Have you ever been walking the streets of Greenpoint and noticed a careful scrawl with an arrow, “To the Moon” on the sidewalk?
The artist who goes by Gazoo To The Moon has spread his message everywhere he goes. Often carrying spray paint in his bag, even when he’s traveling, his work relays the idea that you should always be shooting for your dreams. So why not shoot for the moon?
A common thread in Pixote’s work is its massive size, matched by ambitious height. His tags are hard to miss. I’ve seen his unique graffiti everywhere—from billboards to high walls all over Brooklyn and NYC—so often that it seems ubiquitous.
A piece that always comes to mind is the tag on the pale yellow wall on the popular corner of Bedford and Nassau north of McCarren park. The giant writing, juxtaposed by the Aaron Swartz memorial mural (by BAMN) seems so iconic that I associate the entire intersection of Williamsburg and Greenpoint with the sight.
My curiosity grew stronger as I learned more about the artist behind the famous tags, the influence of his Brazilian roots, and the mysterious Pixação. We met in a coffeeshop in Greenpoint, and our conversation went far beyond graffiti, as we talked about spirituality, music, and social consciousness.
If you ride the East River Ferry you’ve likely seen the 20-foot-tall letters that spell out JEFFREY GAMBLERO on the dock of the India Street stop. They are outlined in black and filled in with a vivid aqua green. It is the color of surgical scrubs, of Winterfresh gum and cartoon characters, and a fitting hue for what has become an unofficial landmark of the Greenpoint waterfront.
If you don’t know, now you know, Greenpoint! Every season, the gorgeous Greenpoint Loft comes alive with FREE fun activities, food & refreshments, music, and epic local shopping. And on Sunday, February 7th (1-7PM) we’re spreading the love the Greenpoint way at ourannual Valentine’s Market!
“Invader loves pizza. And apparently ours,” said Vinnie’s co-owner Henrik Toncic. “He and his crew stayed for lunch after completing the job. Chill down to earth Parisians. We feel very lucky. And proud. And it’s never gonna get old walking up to it.”
According to Toncic, Invader custom-made his pizza critter especially for Vinnie’s, matching it to their logo and everything.
As tempting as it is, though, to say that pizza (and pizza alone) brought them together, Toncic has been part of the street art community his entire life. A mutual friend, photographer Stephen Kelley, facilitated the fateful meeting.

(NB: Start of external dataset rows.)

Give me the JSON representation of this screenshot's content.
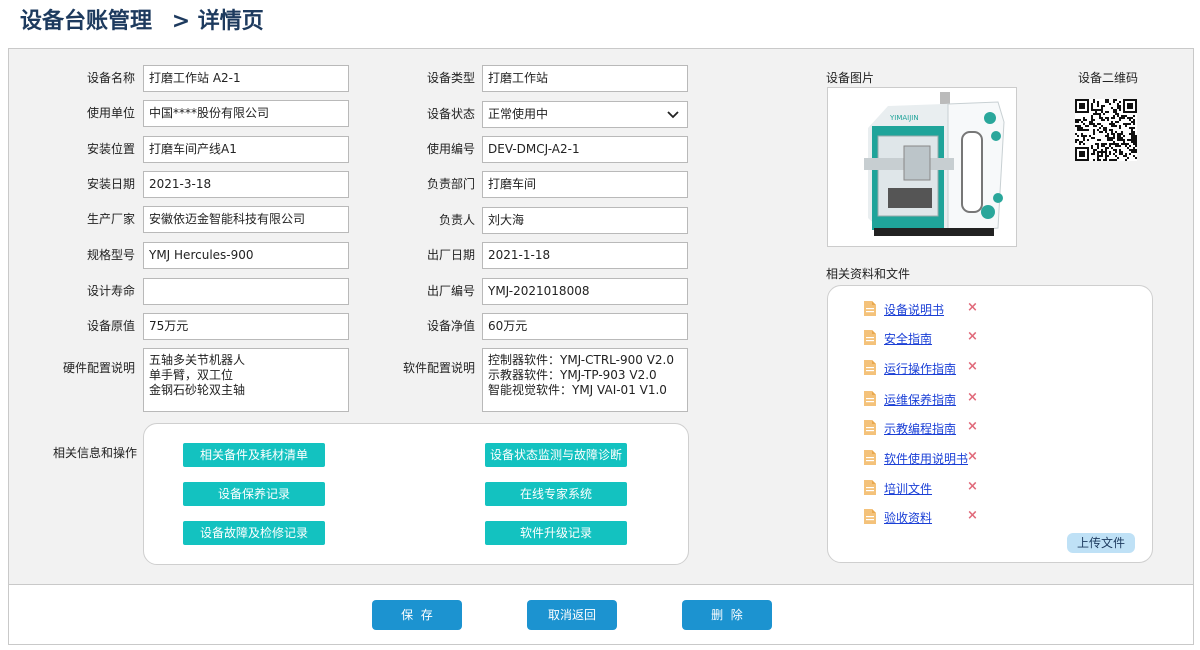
{
  "header": {
    "title": "设备台账管理",
    "separator": ">",
    "subtitle": "详情页"
  },
  "form": {
    "left": [
      {
        "label": "设备名称",
        "value": "打磨工作站 A2-1"
      },
      {
        "label": "使用单位",
        "value": "中国****股份有限公司"
      },
      {
        "label": "安装位置",
        "value": "打磨车间产线A1"
      },
      {
        "label": "安装日期",
        "value": "2021-3-18"
      },
      {
        "label": "生产厂家",
        "value": "安徽依迈金智能科技有限公司"
      },
      {
        "label": "规格型号",
        "value": "YMJ Hercules-900"
      },
      {
        "label": "设计寿命",
        "value": ""
      },
      {
        "label": "设备原值",
        "value": "75万元"
      }
    ],
    "right": [
      {
        "label": "设备类型",
        "value": "打磨工作站"
      },
      {
        "label": "设备状态",
        "value": "正常使用中",
        "type": "select"
      },
      {
        "label": "使用编号",
        "value": "DEV-DMCJ-A2-1"
      },
      {
        "label": "负责部门",
        "value": "打磨车间"
      },
      {
        "label": "负责人",
        "value": "刘大海"
      },
      {
        "label": "出厂日期",
        "value": "2021-1-18"
      },
      {
        "label": "出厂编号",
        "value": "YMJ-2021018008"
      },
      {
        "label": "设备净值",
        "value": "60万元"
      }
    ],
    "hardware": {
      "label": "硬件配置说明",
      "lines": [
        "五轴多关节机器人",
        "单手臂，双工位",
        "金钢石砂轮双主轴"
      ]
    },
    "software": {
      "label": "软件配置说明",
      "lines": [
        "控制器软件：YMJ-CTRL-900 V2.0",
        "示教器软件：YMJ-TP-903 V2.0",
        "智能视觉软件：YMJ VAI-01 V1.0"
      ]
    }
  },
  "related": {
    "label": "相关信息和操作",
    "buttons_left": [
      "相关备件及耗材清单",
      "设备保养记录",
      "设备故障及检修记录"
    ],
    "buttons_right": [
      "设备状态监测与故障诊断",
      "在线专家系统",
      "软件升级记录"
    ]
  },
  "device_image": {
    "label": "设备图片",
    "brand_text": "YIMAIJIN"
  },
  "qr": {
    "label": "设备二维码"
  },
  "files": {
    "label": "相关资料和文件",
    "items": [
      "设备说明书",
      "安全指南",
      "运行操作指南",
      "运维保养指南",
      "示教编程指南",
      "软件使用说明书",
      "培训文件",
      "验收资料"
    ],
    "delete_icon": "×",
    "upload_label": "上传文件"
  },
  "footer": {
    "save": "保  存",
    "cancel": "取消返回",
    "delete": "删  除"
  },
  "colors": {
    "teal": "#13c2c0",
    "blue": "#1c93d0",
    "title": "#1d3a5e",
    "link": "#1a3fd6",
    "delete": "#e06a7a"
  }
}
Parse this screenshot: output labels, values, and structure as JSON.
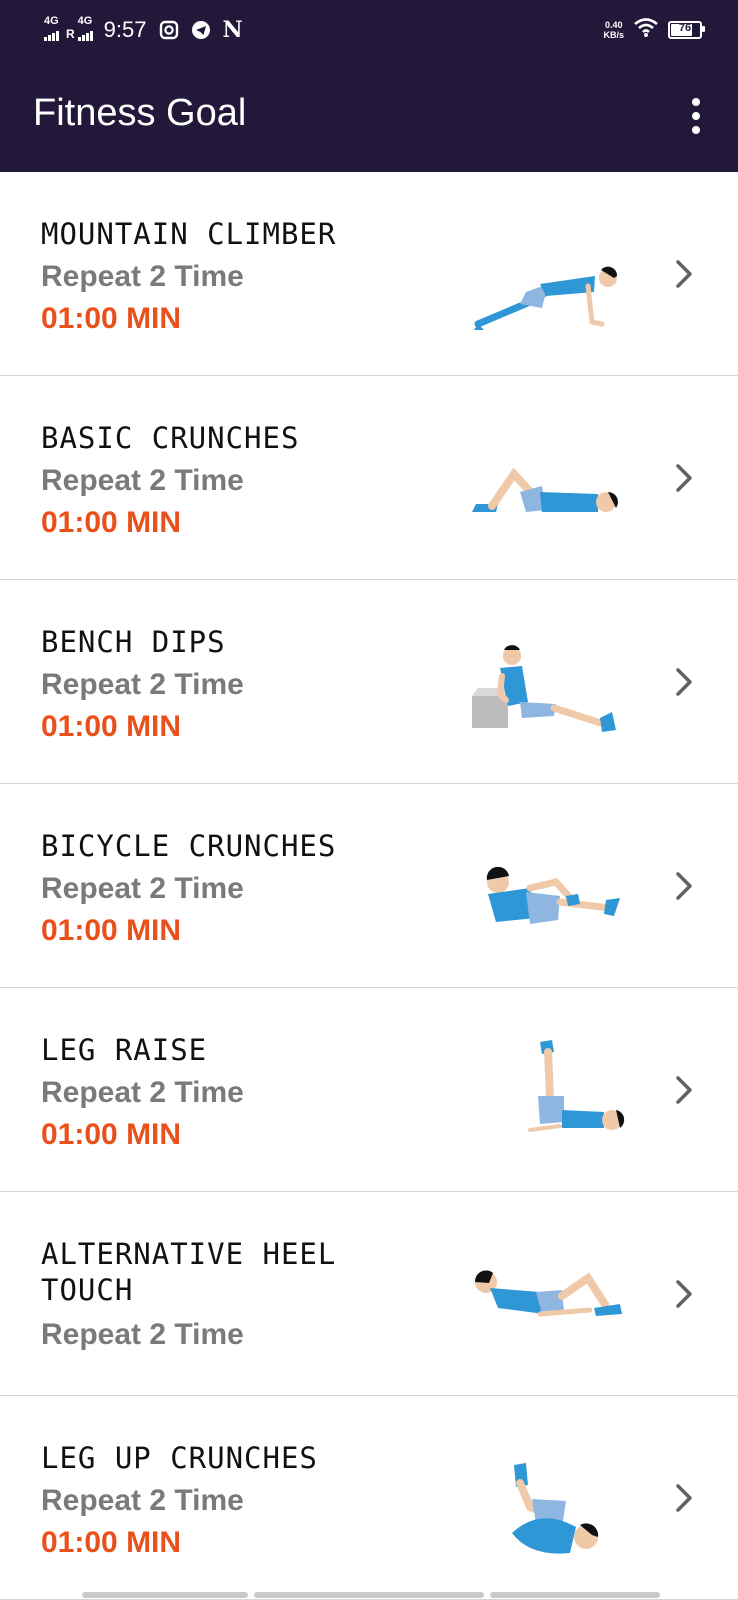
{
  "status_bar": {
    "network1": "4G",
    "network2": "4G",
    "roaming": "R",
    "time": "9:57",
    "notif_letter": "N",
    "speed_value": "0.40",
    "speed_unit": "KB/s",
    "battery": "76"
  },
  "app_bar": {
    "title": "Fitness Goal",
    "overflow_icon": "more-vert-icon"
  },
  "colors": {
    "app_bar_bg": "#221839",
    "duration": "#e8501c",
    "repeat": "#7a7a7a",
    "figure_shirt": "#2f97d6",
    "figure_shorts": "#8fb6e0"
  },
  "exercises": [
    {
      "name": "MOUNTAIN CLIMBER",
      "repeat": "Repeat 2 Time",
      "duration": "01:00 MIN",
      "icon": "mountain-climber-figure"
    },
    {
      "name": "BASIC CRUNCHES",
      "repeat": "Repeat 2 Time",
      "duration": "01:00 MIN",
      "icon": "basic-crunches-figure"
    },
    {
      "name": "BENCH DIPS",
      "repeat": "Repeat 2 Time",
      "duration": "01:00 MIN",
      "icon": "bench-dips-figure"
    },
    {
      "name": "BICYCLE CRUNCHES",
      "repeat": "Repeat 2 Time",
      "duration": "01:00 MIN",
      "icon": "bicycle-crunches-figure"
    },
    {
      "name": "LEG RAISE",
      "repeat": "Repeat 2 Time",
      "duration": "01:00 MIN",
      "icon": "leg-raise-figure"
    },
    {
      "name": "ALTERNATIVE HEEL TOUCH",
      "repeat": "Repeat 2 Time",
      "duration": "",
      "icon": "heel-touch-figure"
    },
    {
      "name": "LEG UP CRUNCHES",
      "repeat": "Repeat 2 Time",
      "duration": "01:00 MIN",
      "icon": "leg-up-crunches-figure"
    }
  ]
}
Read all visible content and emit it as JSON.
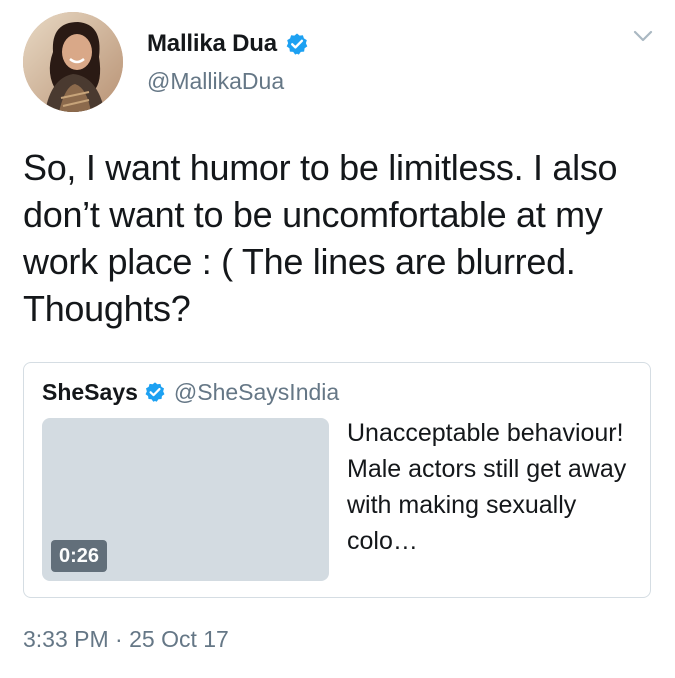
{
  "author": {
    "display_name": "Mallika Dua",
    "handle": "@MallikaDua",
    "verified": true,
    "avatar_icon": "profile-photo"
  },
  "tweet": {
    "text": "So, I want humor to be limitless. I also don’t want to be uncomfortable at my work place : ( The lines are blurred. Thoughts?",
    "timestamp": "3:33 PM · 25 Oct 17"
  },
  "quoted_tweet": {
    "display_name": "SheSays",
    "handle": "@SheSaysIndia",
    "verified": true,
    "video_duration": "0:26",
    "text": "Unacceptable behaviour! Male actors still get away with making sexually colo…"
  },
  "colors": {
    "primary_text": "#14171a",
    "secondary_text": "#657786",
    "verified_blue": "#1da1f2",
    "border": "#d5dde3",
    "media_placeholder": "#d3dbe1"
  }
}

“Do you remember what it was like? There was garbage everywhere.” AB and I are talking about New York City in the 80s, when he used to ride along with his father, who drove all over the city for work. I remember what it was like. It was the total antithesis of this sanitized college-town vibe that’s been creeping up and down the East River for the last decade or so. It was nasty and it was New York, and the denizens of that nastiness knew how to look for beauty in the rough. For AB and his boys, that beauty was graffiti art. Continue reading →
Holly’s HeART by Hand (172 Greenpoint Ave) is a new art & maker learning center and handmade shop. After several years of working the market circuit, owner and long-time Greenpoint resident Holly Fairall is putting down brick and mortar roots here.
The shop carries work from many local artists and fair-trade goods from global craftspeople including a beautiful collection of eco-friendly cards, jewelry, home goods, specialty foods, incense, and paper goods. In addition to all the products being ethically produced and eco-friendly, the prices are unbeatable, with an average cost of $25. If you ever need a unique gift, this is the place to go. Continue reading →